[About this task]: Only the lines with the string "DRASTIC" are needed; return each of them from the entries below.
====================
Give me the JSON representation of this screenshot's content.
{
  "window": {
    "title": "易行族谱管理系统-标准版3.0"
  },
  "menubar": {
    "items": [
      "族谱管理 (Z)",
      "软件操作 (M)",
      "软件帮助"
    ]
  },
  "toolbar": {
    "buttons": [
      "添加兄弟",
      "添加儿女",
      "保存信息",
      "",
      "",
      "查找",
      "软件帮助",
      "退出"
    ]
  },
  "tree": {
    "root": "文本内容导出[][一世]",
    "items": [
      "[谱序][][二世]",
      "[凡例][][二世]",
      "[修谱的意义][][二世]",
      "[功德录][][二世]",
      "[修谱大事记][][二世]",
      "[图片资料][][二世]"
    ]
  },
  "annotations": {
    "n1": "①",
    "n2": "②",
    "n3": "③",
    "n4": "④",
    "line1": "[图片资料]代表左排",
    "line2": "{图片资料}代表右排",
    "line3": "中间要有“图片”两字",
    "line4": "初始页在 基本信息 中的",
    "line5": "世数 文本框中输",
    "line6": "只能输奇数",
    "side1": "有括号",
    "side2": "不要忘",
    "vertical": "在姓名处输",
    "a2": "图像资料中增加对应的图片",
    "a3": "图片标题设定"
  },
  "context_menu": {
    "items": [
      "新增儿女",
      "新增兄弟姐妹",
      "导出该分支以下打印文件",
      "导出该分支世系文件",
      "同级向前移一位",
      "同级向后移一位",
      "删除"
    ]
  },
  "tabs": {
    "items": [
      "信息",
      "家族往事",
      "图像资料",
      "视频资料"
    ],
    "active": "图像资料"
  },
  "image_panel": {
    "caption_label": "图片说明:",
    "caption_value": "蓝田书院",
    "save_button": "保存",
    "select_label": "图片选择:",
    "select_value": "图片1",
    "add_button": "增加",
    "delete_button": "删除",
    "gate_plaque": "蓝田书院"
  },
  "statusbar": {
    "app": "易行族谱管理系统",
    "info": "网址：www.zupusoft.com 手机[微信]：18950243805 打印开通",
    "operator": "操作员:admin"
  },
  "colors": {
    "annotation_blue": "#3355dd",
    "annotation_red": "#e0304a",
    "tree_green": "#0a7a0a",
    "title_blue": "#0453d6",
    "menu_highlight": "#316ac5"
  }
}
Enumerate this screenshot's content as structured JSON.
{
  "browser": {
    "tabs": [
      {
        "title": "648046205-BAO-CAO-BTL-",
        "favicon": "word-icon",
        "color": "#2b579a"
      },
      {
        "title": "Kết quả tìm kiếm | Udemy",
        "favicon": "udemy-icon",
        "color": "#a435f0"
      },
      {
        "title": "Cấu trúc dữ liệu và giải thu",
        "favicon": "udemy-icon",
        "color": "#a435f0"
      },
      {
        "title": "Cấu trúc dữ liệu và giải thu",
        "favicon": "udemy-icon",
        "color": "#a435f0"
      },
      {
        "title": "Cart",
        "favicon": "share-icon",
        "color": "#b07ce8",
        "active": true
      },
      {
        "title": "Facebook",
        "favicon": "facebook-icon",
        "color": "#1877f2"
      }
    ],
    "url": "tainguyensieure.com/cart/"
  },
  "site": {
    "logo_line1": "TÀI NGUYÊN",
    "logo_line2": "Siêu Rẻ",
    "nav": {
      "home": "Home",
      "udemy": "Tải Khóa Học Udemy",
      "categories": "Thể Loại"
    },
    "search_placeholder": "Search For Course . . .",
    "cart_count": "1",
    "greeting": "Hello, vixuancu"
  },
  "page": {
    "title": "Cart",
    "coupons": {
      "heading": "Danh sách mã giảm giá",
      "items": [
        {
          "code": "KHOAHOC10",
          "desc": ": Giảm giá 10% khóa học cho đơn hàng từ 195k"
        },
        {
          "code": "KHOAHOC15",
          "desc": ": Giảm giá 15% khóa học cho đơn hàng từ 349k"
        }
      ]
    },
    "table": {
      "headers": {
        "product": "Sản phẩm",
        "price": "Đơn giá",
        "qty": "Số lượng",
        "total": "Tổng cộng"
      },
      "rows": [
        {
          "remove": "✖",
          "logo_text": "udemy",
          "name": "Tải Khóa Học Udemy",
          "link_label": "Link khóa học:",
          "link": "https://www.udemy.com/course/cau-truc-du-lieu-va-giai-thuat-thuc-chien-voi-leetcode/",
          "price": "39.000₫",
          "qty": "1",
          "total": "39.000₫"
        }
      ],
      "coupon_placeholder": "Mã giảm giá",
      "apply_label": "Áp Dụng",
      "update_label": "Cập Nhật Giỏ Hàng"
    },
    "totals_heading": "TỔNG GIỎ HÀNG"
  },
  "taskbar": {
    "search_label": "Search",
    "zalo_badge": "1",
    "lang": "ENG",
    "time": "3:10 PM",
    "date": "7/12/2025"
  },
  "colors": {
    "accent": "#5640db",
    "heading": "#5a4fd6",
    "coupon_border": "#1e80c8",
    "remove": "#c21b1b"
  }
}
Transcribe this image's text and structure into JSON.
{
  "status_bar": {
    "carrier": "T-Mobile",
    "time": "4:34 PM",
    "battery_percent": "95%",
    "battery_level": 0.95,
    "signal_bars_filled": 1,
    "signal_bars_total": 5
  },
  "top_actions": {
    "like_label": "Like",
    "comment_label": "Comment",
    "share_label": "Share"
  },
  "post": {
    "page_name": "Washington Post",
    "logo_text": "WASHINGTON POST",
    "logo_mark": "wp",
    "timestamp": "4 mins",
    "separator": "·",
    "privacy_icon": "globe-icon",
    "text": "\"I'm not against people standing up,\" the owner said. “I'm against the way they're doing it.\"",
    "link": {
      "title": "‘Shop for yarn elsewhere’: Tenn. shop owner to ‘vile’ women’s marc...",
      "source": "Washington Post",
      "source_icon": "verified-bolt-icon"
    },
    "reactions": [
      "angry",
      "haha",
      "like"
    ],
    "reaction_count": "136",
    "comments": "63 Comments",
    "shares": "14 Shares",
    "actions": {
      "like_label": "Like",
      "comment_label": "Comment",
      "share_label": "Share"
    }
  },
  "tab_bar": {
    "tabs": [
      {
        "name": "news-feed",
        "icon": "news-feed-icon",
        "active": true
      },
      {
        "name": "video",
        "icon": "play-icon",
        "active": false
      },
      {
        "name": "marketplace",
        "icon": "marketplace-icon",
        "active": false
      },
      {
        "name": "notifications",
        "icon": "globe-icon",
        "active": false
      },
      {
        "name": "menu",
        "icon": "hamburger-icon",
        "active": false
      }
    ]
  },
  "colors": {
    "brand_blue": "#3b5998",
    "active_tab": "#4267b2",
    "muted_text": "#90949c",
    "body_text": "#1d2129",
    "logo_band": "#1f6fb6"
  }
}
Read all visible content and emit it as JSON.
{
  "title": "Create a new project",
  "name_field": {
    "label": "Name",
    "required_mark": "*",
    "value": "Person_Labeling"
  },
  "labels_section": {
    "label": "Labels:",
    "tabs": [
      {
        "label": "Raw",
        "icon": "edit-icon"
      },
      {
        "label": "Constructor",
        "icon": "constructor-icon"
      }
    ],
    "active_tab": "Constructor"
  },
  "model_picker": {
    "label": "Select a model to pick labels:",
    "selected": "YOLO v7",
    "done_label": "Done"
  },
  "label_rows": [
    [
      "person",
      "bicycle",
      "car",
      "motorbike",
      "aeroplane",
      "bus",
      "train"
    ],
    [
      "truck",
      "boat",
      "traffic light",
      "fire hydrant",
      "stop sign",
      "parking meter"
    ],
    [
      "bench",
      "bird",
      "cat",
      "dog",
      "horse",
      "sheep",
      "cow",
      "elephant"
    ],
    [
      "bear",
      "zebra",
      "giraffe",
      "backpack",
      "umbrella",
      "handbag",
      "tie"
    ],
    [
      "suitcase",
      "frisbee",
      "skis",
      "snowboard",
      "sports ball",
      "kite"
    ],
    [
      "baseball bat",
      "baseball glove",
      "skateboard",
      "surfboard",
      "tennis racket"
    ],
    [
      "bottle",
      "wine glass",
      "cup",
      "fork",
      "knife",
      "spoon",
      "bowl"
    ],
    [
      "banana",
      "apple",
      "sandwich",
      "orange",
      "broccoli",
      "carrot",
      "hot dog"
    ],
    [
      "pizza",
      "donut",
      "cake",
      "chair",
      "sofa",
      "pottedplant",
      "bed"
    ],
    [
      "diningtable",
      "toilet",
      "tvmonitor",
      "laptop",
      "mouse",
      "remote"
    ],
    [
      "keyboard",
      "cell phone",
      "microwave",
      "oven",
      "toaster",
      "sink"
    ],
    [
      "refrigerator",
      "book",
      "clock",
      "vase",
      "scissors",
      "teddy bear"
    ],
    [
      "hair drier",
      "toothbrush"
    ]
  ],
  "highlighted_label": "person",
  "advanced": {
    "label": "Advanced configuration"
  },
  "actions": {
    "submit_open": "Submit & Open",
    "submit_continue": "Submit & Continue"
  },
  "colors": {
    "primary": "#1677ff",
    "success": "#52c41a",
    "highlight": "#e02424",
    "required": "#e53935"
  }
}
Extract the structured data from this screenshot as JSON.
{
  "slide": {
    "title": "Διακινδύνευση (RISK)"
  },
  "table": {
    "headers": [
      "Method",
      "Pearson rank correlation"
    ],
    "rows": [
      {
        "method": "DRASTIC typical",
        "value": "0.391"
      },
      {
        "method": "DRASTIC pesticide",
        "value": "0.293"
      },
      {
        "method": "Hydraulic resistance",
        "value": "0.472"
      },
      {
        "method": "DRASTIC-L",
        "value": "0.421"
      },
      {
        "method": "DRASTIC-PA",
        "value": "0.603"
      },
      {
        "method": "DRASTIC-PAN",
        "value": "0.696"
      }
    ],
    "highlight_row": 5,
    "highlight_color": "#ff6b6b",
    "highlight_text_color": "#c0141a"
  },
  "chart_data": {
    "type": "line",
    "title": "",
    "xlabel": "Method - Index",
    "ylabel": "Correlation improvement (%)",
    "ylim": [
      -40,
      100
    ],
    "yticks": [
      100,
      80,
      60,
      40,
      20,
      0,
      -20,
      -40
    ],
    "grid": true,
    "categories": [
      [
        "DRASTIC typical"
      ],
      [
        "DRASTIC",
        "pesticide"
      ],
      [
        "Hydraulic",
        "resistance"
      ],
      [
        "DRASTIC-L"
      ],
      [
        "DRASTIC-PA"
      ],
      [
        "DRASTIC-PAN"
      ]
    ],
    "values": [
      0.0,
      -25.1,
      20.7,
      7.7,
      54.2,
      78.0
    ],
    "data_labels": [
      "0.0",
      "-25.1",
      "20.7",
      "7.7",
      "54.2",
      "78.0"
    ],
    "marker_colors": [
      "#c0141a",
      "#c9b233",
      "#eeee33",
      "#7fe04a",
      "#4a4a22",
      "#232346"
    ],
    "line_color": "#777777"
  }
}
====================
[Answer to this problem]:
        "method": "DRASTIC typical",
        "method": "DRASTIC pesticide",
        "method": "DRASTIC-L",
        "method": "DRASTIC-PA",
        "method": "DRASTIC-PAN",
        "DRASTIC typical"
        "DRASTIC",
        "DRASTIC-L"
        "DRASTIC-PA"
        "DRASTIC-PAN"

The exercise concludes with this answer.